The supreme court then, somewhat surprisingly, declared “that the May 8 date triggered [Morgan’s] five-day period” for peremptorily challenging Judge Cooke under Alaska Criminal Rule 25(d). May 8th was the date that the clerk of court sent out the calendaring notice — the post-indictment notice that scheduled Morgan’s superior court arraignment for May 10th and that formally notified the parties of Judge Cooke’s assignment as trial judge. The supreme court’s choice of May 8th as the starting date for calculating the peremptory challenge deadline is somewhat surprising because, just two paragraphs earlier, the supreme court had suggested that Morgan’s felony charges “[could not] be said to have been at issue upon a question of fact” until Morgan’s superior court arraignment, when he was called upon to enter a plea to the charges. This did not happen until May 10th. The supreme court appears to have disregarded this reasoning when it declared that May 8th was the starting date for calculating Morgan’s peremptory challenge deadline.

I am not sure that I can reconcile these differing strands of legal reasoning in Morgan. But, at a minimum, Morgan stands for the proposition that no judge can be formally assigned to be the trial judge in a felony case until the superior court acquires felony jurisdiction over the defendant (either because the defendant is indicted or because the defendant waives indictment and consents to be prosecuted by information). Thus, the problem in Morgan was not that Judge Cookefailed to send an earlier formal notice of his assignment. The problem was that Judge Cooke could not have sent an earlier formal notice — because the case was not ripe for assignment of a trial judge until Morgan was indicted (or waived indictment).

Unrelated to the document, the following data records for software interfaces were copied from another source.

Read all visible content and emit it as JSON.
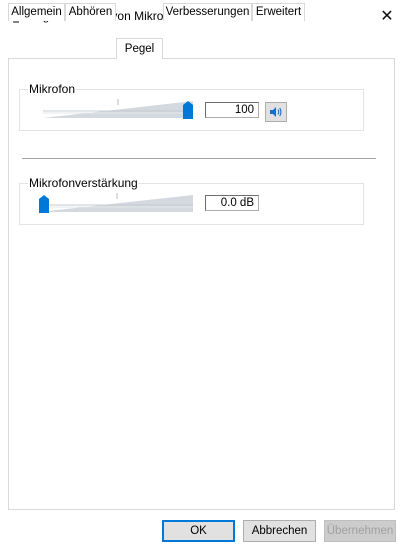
{
  "window": {
    "title": "Eigenschaften von Mikrofon",
    "close_glyph": "✕"
  },
  "tabs": [
    {
      "label": "Allgemein",
      "active": false
    },
    {
      "label": "Abhören",
      "active": false
    },
    {
      "label": "Pegel",
      "active": true
    },
    {
      "label": "Verbesserungen",
      "active": false
    },
    {
      "label": "Erweitert",
      "active": false
    }
  ],
  "microphone": {
    "label": "Mikrofon",
    "value": "100",
    "level_fraction": 1.0,
    "speaker_icon": "speaker-volume-icon"
  },
  "boost": {
    "label": "Mikrofonverstärkung",
    "value": "0.0 dB",
    "level_fraction": 0.0
  },
  "buttons": {
    "ok": "OK",
    "cancel": "Abbrechen",
    "apply": "Übernehmen"
  },
  "colors": {
    "accent": "#0078d7",
    "track": "#d3d9de"
  }
}
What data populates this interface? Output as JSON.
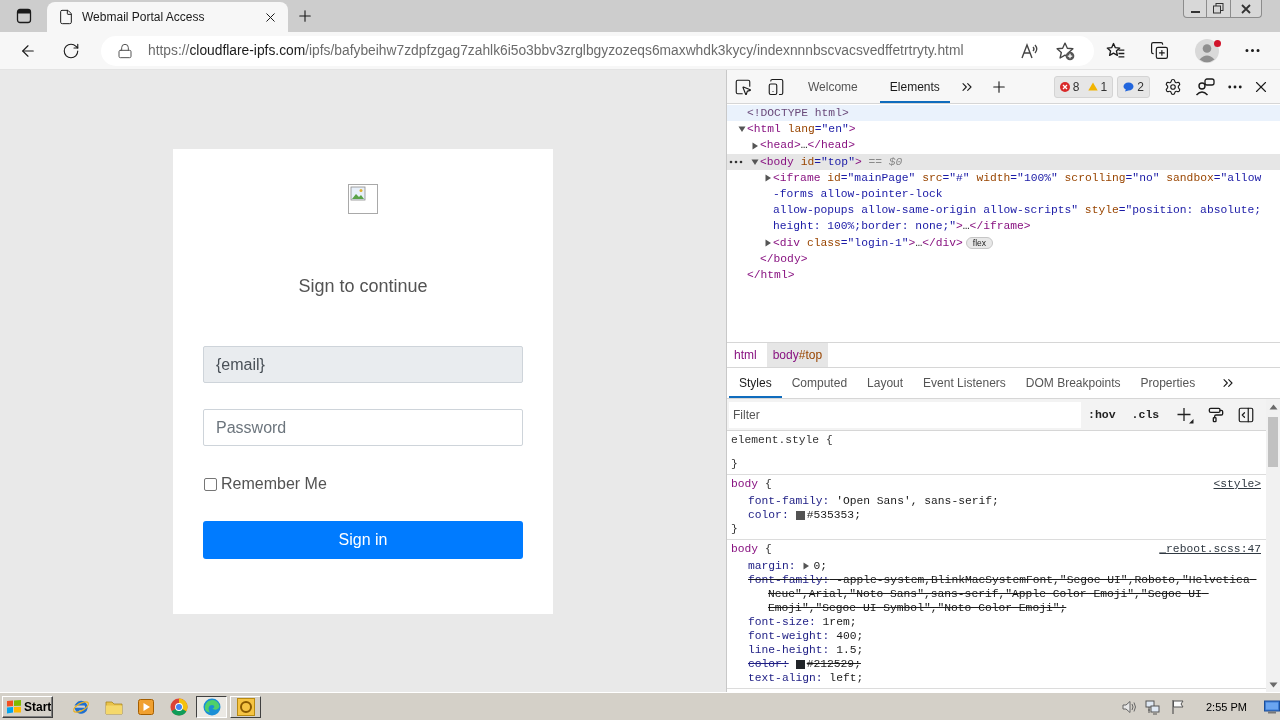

For these reasons, I concur with my colleagues that Watt’s peremptory challenge of Judge Bolger was timely and should have been granted.

[fn1] Id. at 474 and n. 1.

[fn2] Id.

[fn3] Id. at 477.

[fn4] Id. at 478 n. 8, citing State v. Ring, 259 P. 780 (Or. 1927),affirmed 276 U.S. 607, 48 S.Ct. 338, 72 L.Ed. 728 (1928).Page 1267